The 113ha Burnham farm’s herd is all A2 so the farm has an A2 contract.

It’s higher input with up to 1t DM/cow of silage, grain and molasses.

Evolve or die

Andrew says SIDE has been a great place over the years for him to learn from other farmers.

The event is being held in the Ashburton Event Centre on June 23 and 24 and comes after 2020 and Covid-19 saw the first ever cancellation/postponement of SIDE since its inception in 1998.

It has alternated between Canterbury and Southland with a couple of forays into Otago.

Instigated by farmers 23 years ago, it’s aim was to bring South Island relevant research and innovative farming practices and business management ideas to the South Island regions.

Last year’s theme was Evolve and that’s been carried over to this year’s event.

“Gone are the days of sitting behind your farm gate and doing what you’ve always done even if that’s been a successful formula.

“So much is changing – some of it within your control and some of it outside your control.

“We’re all having to evolve or we risk getting left behind – and for some things that evolution has to happen at a pretty rapid pace.

“The programme this year has a really good mix of hearing from the scientists on the latest research and understanding of the rules so we know how to put that research into practice.

“We’ve got farmers who are putting some of the practices in place and we can hear from them too.

“A lot of it is aimed at the decision makers onfarm whether that’s the owner, sharemilker, manager or 2IC but there’s plenty for others in the team to learn too.

“We’re also running BrightSIDE again this year with workshops aimed specifically at new entrants and younger staff.

“Farming within the 190kg nitrogen cap, running different milking regimes, preparing for a successful winter and getting calves off to a great start are all relevant to most people in the team.

“Even if you’re not the ultimate decision maker, understanding more about why a system works or getting tips on making them run better is something farm staff can take back and share with others – maybe even sow a bit of a seed in the boss’s mind.

“We’ve also got workshops on managing people and creating great teams, looking at milk price futures and fixed milk price and other financial management focused workshops.”

Farmers will also hear directly from high performing farmers managing within environmental regulations and another workshop will give farmers a chance to ask questions of experts so they can fully understand what the regulations actually are.

Evolving also refers to how farm business structures and stages evolve. For example, the Get In, Get Out workshop will take a look at that.

Andrew adds that the keynote speakers are a “must listen.” This year, the keynote speaker is Dr Ceri Evans, someone who is often cited by other motivational speakers. He’s a psychiatrist and specialises in helping people perform to a high level under pressure.

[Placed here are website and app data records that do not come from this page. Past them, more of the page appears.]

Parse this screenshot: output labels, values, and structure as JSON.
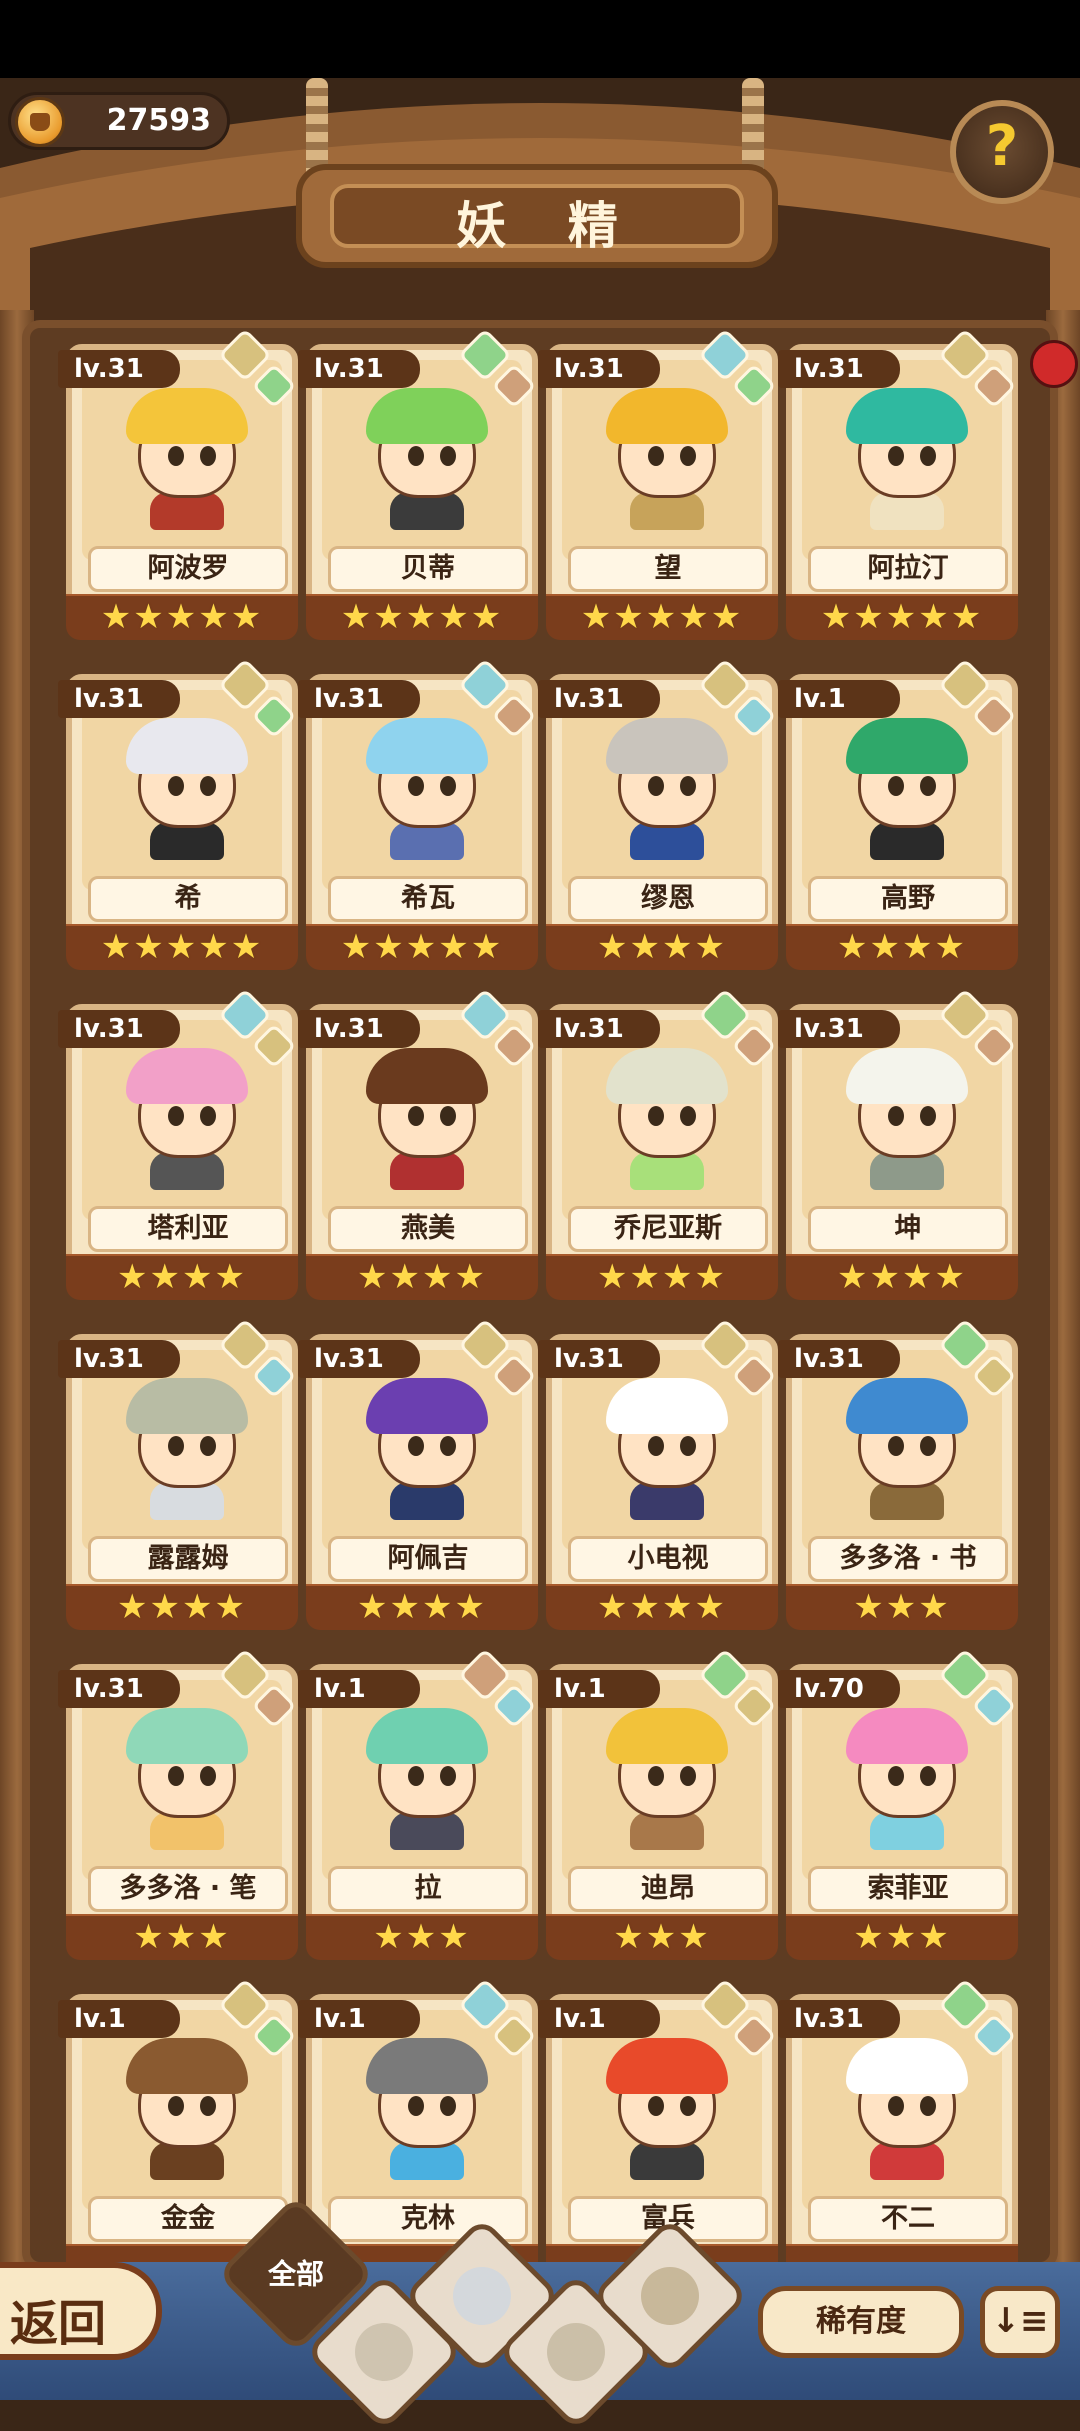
{
  "header": {
    "currency_value": "27593",
    "title": "妖 精",
    "help_label": "?"
  },
  "cards": [
    {
      "level": "lv.31",
      "name": "阿波罗",
      "stars": "★★★★★",
      "hair": "#f4c53a",
      "torso": "#b33a2a",
      "gemA": "#d7c17e",
      "gemB": "#8fd38a"
    },
    {
      "level": "lv.31",
      "name": "贝蒂",
      "stars": "★★★★★",
      "hair": "#7fd15a",
      "torso": "#3b3b3b",
      "gemA": "#8fd38a",
      "gemB": "#cfa07a"
    },
    {
      "level": "lv.31",
      "name": "望",
      "stars": "★★★★★",
      "hair": "#f2b72c",
      "torso": "#c7a35a",
      "gemA": "#8fd1d8",
      "gemB": "#8fd38a"
    },
    {
      "level": "lv.31",
      "name": "阿拉汀",
      "stars": "★★★★★",
      "hair": "#2fb9a0",
      "torso": "#f0e2c0",
      "gemA": "#d7c17e",
      "gemB": "#cfa07a"
    },
    {
      "level": "lv.31",
      "name": "希",
      "stars": "★★★★★",
      "hair": "#e8e8ee",
      "torso": "#2a2a2a",
      "gemA": "#d7c17e",
      "gemB": "#8fd38a"
    },
    {
      "level": "lv.31",
      "name": "希瓦",
      "stars": "★★★★★",
      "hair": "#8fd3ee",
      "torso": "#5a6fb0",
      "gemA": "#8fd1d8",
      "gemB": "#cfa07a"
    },
    {
      "level": "lv.31",
      "name": "缪恩",
      "stars": "★★★★",
      "hair": "#c9c4bc",
      "torso": "#2d4f9a",
      "gemA": "#d7c17e",
      "gemB": "#8fd1d8"
    },
    {
      "level": "lv.1",
      "name": "高野",
      "stars": "★★★★",
      "hair": "#2fa86a",
      "torso": "#2a2a2a",
      "gemA": "#d7c17e",
      "gemB": "#cfa07a"
    },
    {
      "level": "lv.31",
      "name": "塔利亚",
      "stars": "★★★★",
      "hair": "#f2a0c8",
      "torso": "#555555",
      "gemA": "#8fd1d8",
      "gemB": "#d7c17e"
    },
    {
      "level": "lv.31",
      "name": "燕美",
      "stars": "★★★★",
      "hair": "#6a3a1e",
      "torso": "#b03030",
      "gemA": "#8fd1d8",
      "gemB": "#cfa07a"
    },
    {
      "level": "lv.31",
      "name": "乔尼亚斯",
      "stars": "★★★★",
      "hair": "#e2e2cc",
      "torso": "#a8e07a",
      "gemA": "#8fd38a",
      "gemB": "#cfa07a"
    },
    {
      "level": "lv.31",
      "name": "坤",
      "stars": "★★★★",
      "hair": "#f4f4ec",
      "torso": "#8e9a8a",
      "gemA": "#d7c17e",
      "gemB": "#cfa07a"
    },
    {
      "level": "lv.31",
      "name": "露露姆",
      "stars": "★★★★",
      "hair": "#b8bca4",
      "torso": "#d8dce0",
      "gemA": "#d7c17e",
      "gemB": "#8fd1d8"
    },
    {
      "level": "lv.31",
      "name": "阿佩吉",
      "stars": "★★★★",
      "hair": "#6b3fb0",
      "torso": "#2a3a6a",
      "gemA": "#d7c17e",
      "gemB": "#cfa07a"
    },
    {
      "level": "lv.31",
      "name": "小电视",
      "stars": "★★★★",
      "hair": "#ffffff",
      "torso": "#3a3a6a",
      "gemA": "#d7c17e",
      "gemB": "#cfa07a"
    },
    {
      "level": "lv.31",
      "name": "多多洛 · 书",
      "stars": "★★★",
      "hair": "#3f8ad0",
      "torso": "#8a6a3a",
      "gemA": "#8fd38a",
      "gemB": "#d7c17e"
    },
    {
      "level": "lv.31",
      "name": "多多洛 · 笔",
      "stars": "★★★",
      "hair": "#8fd8b8",
      "torso": "#f2c26a",
      "gemA": "#d7c17e",
      "gemB": "#cfa07a"
    },
    {
      "level": "lv.1",
      "name": "拉",
      "stars": "★★★",
      "hair": "#6fd0b0",
      "torso": "#4a4a5a",
      "gemA": "#cfa07a",
      "gemB": "#8fd1d8"
    },
    {
      "level": "lv.1",
      "name": "迪昂",
      "stars": "★★★",
      "hair": "#f2c23a",
      "torso": "#a8784a",
      "gemA": "#8fd38a",
      "gemB": "#d7c17e"
    },
    {
      "level": "lv.70",
      "name": "索菲亚",
      "stars": "★★★",
      "hair": "#f58ac0",
      "torso": "#7fd0e0",
      "gemA": "#8fd38a",
      "gemB": "#8fd1d8"
    },
    {
      "level": "lv.1",
      "name": "金金",
      "stars": "",
      "hair": "#8a5a30",
      "torso": "#6a4020",
      "gemA": "#d7c17e",
      "gemB": "#8fd38a"
    },
    {
      "level": "lv.1",
      "name": "克林",
      "stars": "",
      "hair": "#7a7a7a",
      "torso": "#4ab0e0",
      "gemA": "#8fd1d8",
      "gemB": "#d7c17e"
    },
    {
      "level": "lv.1",
      "name": "富兵",
      "stars": "",
      "hair": "#e84a2a",
      "torso": "#3a3a3a",
      "gemA": "#d7c17e",
      "gemB": "#cfa07a"
    },
    {
      "level": "lv.31",
      "name": "不二",
      "stars": "",
      "hair": "#ffffff",
      "torso": "#d03a3a",
      "gemA": "#8fd38a",
      "gemB": "#8fd1d8"
    }
  ],
  "bottom": {
    "back_label": "返回",
    "filter_all_label": "全部",
    "rarity_label": "稀有度",
    "sort_label": "↓≡"
  },
  "colors": {
    "wood_dark": "#5e3c22",
    "card_bg": "#f6e5c4",
    "star": "#ffd84a",
    "bottom_blue": "#3a5a8c"
  }
}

Sports teams such as the All Blacks have used his methods.

“The Ashburton Events Centre is going to be a great venue and we’re expecting a big turnout and I know people are going to feel recharged and invigorated.”